§ Exercise:
Whatever the records contain, reproduce all of them exactly.

§ Supplied material:
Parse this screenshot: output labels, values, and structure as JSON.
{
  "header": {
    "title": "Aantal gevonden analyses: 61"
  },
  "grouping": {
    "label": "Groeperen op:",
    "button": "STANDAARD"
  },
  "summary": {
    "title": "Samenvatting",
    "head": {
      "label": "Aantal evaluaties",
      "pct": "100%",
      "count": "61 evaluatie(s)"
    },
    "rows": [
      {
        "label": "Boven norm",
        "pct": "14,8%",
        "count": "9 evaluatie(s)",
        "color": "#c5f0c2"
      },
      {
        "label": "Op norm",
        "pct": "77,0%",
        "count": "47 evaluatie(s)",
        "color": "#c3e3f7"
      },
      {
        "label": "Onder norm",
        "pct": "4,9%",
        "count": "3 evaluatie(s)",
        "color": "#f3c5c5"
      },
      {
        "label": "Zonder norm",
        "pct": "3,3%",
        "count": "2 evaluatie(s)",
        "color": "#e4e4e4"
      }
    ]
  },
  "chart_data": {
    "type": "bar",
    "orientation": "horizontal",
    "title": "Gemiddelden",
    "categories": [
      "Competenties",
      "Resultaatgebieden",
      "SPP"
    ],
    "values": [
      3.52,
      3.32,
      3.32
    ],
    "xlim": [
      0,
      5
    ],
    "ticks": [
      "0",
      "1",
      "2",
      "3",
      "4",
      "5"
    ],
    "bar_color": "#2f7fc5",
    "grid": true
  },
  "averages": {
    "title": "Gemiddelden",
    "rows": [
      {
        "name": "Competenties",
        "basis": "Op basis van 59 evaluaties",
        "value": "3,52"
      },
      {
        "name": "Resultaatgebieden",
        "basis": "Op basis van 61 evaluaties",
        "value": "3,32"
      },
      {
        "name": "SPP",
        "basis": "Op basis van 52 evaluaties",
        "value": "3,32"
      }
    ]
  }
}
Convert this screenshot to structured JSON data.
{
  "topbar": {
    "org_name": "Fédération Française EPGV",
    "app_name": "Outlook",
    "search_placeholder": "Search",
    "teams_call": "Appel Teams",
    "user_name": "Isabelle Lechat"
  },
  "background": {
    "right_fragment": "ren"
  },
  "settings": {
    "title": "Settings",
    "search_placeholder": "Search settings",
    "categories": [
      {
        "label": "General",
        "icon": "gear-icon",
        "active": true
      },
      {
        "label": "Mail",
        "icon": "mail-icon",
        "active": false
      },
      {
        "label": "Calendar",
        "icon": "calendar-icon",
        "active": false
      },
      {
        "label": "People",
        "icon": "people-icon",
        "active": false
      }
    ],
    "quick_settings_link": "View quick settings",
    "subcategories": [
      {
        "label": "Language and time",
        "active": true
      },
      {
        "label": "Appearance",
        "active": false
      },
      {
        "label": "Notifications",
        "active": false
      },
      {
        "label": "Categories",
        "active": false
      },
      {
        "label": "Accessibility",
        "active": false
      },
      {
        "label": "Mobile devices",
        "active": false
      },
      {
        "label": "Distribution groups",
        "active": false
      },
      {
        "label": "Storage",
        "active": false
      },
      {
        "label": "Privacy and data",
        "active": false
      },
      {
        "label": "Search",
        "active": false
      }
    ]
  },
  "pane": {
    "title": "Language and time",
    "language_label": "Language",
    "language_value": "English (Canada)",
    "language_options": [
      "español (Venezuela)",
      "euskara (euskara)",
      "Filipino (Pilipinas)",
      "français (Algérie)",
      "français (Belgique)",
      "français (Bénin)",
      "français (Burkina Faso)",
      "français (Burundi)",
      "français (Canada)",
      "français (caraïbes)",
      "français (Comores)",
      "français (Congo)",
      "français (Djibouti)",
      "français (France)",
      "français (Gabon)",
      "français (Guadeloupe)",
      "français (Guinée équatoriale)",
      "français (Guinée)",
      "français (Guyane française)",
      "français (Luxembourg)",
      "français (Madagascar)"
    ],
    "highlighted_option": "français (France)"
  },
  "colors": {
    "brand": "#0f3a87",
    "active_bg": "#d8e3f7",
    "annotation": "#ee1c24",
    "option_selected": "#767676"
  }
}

§ Written reply:
Parse this screenshot: output labels, values, and structure as JSON.
{
  "header": {
    "title": "Aantal gevonden analyses: 61"
  },
  "grouping": {
    "label": "Groeperen op:",
    "button": "STANDAARD"
  },
  "summary": {
    "title": "Samenvatting",
    "head": {
      "label": "Aantal evaluaties",
      "pct": "100%",
      "count": "61 evaluatie(s)"
    },
    "rows": [
      {
        "label": "Boven norm",
        "pct": "14,8%",
        "count": "9 evaluatie(s)",
        "color": "#c5f0c2"
      },
      {
        "label": "Op norm",
        "pct": "77,0%",
        "count": "47 evaluatie(s)",
        "color": "#c3e3f7"
      },
      {
        "label": "Onder norm",
        "pct": "4,9%",
        "count": "3 evaluatie(s)",
        "color": "#f3c5c5"
      },
      {
        "label": "Zonder norm",
        "pct": "3,3%",
        "count": "2 evaluatie(s)",
        "color": "#e4e4e4"
      }
    ]
  },
  "chart_data": {
    "type": "bar",
    "orientation": "horizontal",
    "title": "Gemiddelden",
    "categories": [
      "Competenties",
      "Resultaatgebieden",
      "SPP"
    ],
    "values": [
      3.52,
      3.32,
      3.32
    ],
    "xlim": [
      0,
      5
    ],
    "ticks": [
      "0",
      "1",
      "2",
      "3",
      "4",
      "5"
    ],
    "bar_color": "#2f7fc5",
    "grid": true
  },
  "averages": {
    "title": "Gemiddelden",
    "rows": [
      {
        "name": "Competenties",
        "basis": "Op basis van 59 evaluaties",
        "value": "3,52"
      },
      {
        "name": "Resultaatgebieden",
        "basis": "Op basis van 61 evaluaties",
        "value": "3,32"
      },
      {
        "name": "SPP",
        "basis": "Op basis van 52 evaluaties",
        "value": "3,32"
      }
    ]
  }
}
Convert this screenshot to structured JSON data.
{
  "topbar": {
    "org_name": "Fédération Française EPGV",
    "app_name": "Outlook",
    "search_placeholder": "Search",
    "teams_call": "Appel Teams",
    "user_name": "Isabelle Lechat"
  },
  "background": {
    "right_fragment": "ren"
  },
  "settings": {
    "title": "Settings",
    "search_placeholder": "Search settings",
    "categories": [
      {
        "label": "General",
        "icon": "gear-icon",
        "active": true
      },
      {
        "label": "Mail",
        "icon": "mail-icon",
        "active": false
      },
      {
        "label": "Calendar",
        "icon": "calendar-icon",
        "active": false
      },
      {
        "label": "People",
        "icon": "people-icon",
        "active": false
      }
    ],
    "quick_settings_link": "View quick settings",
    "subcategories": [
      {
        "label": "Language and time",
        "active": true
      },
      {
        "label": "Appearance",
        "active": false
      },
      {
        "label": "Notifications",
        "active": false
      },
      {
        "label": "Categories",
        "active": false
      },
      {
        "label": "Accessibility",
        "active": false
      },
      {
        "label": "Mobile devices",
        "active": false
      },
      {
        "label": "Distribution groups",
        "active": false
      },
      {
        "label": "Storage",
        "active": false
      },
      {
        "label": "Privacy and data",
        "active": false
      },
      {
        "label": "Search",
        "active": false
      }
    ]
  },
  "pane": {
    "title": "Language and time",
    "language_label": "Language",
    "language_value": "English (Canada)",
    "language_options": [
      "español (Venezuela)",
      "euskara (euskara)",
      "Filipino (Pilipinas)",
      "français (Algérie)",
      "français (Belgique)",
      "français (Bénin)",
      "français (Burkina Faso)",
      "français (Burundi)",
      "français (Canada)",
      "français (caraïbes)",
      "français (Comores)",
      "français (Congo)",
      "français (Djibouti)",
      "français (France)",
      "français (Gabon)",
      "français (Guadeloupe)",
      "français (Guinée équatoriale)",
      "français (Guinée)",
      "français (Guyane française)",
      "français (Luxembourg)",
      "français (Madagascar)"
    ],
    "highlighted_option": "français (France)"
  },
  "colors": {
    "brand": "#0f3a87",
    "active_bg": "#d8e3f7",
    "annotation": "#ee1c24",
    "option_selected": "#767676"
  }
}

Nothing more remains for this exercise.